“Then we’ll pick out ones we want to do and go away to a friend’s cottage in Scotland and learn them all. There we can be together 24 hours a day and rehearse when we want, play football, or go out and have a pint. We’re friends first and a group second.” With their current single and album doing so well, I asked Laidlaw if there was any type of goal they’d like to achieve. “We’d like to be the best group in the world and be known for being the best group in the world. We’re really not happy with everything we’ve done record-wise. I don’t know if we ever will be perfectly happy, but we want to make a brilliant album before very long.
“We know we can do it. We’ve got everything that’s necessary. It’s just a question of learning how to do it properly. The last two albums have been good in different ways, but both had shortcomings. On the next one, we want to eliminate those things. We’ll be using Bob Johnston again as producer.”

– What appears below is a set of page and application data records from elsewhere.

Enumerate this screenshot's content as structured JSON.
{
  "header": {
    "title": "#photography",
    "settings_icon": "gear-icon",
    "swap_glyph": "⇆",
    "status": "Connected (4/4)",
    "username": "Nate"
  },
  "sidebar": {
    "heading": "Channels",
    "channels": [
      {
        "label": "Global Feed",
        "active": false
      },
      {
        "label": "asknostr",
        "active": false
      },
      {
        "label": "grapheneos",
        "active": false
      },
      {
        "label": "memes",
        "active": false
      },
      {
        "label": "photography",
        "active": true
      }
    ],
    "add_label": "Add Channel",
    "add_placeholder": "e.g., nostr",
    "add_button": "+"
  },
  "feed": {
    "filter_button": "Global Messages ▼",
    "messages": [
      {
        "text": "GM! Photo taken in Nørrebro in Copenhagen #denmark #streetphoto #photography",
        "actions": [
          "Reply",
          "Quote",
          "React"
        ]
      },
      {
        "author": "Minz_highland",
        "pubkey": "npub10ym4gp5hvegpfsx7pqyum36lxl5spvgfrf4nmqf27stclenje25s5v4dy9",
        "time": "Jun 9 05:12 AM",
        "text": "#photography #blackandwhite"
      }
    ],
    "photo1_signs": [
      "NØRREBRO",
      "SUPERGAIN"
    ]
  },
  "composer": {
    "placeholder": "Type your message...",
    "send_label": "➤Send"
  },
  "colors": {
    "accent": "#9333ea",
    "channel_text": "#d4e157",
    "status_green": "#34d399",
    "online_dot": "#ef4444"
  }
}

Laidlaw said he wasn’t ashamed of all the hype they’ve had about coming out of Newcastle, because basically it was all true. They love the place and are glad they come from there. He thinks they’ll always basically be a Newcastle band because that’s where they started. And so there you have it, my friends. The latest news from five Geordies touring in Wonderland. Drummer Laidlaw might leave his heart in San Francisco after all. Too bad Clark Gable wasn’t there to greet him.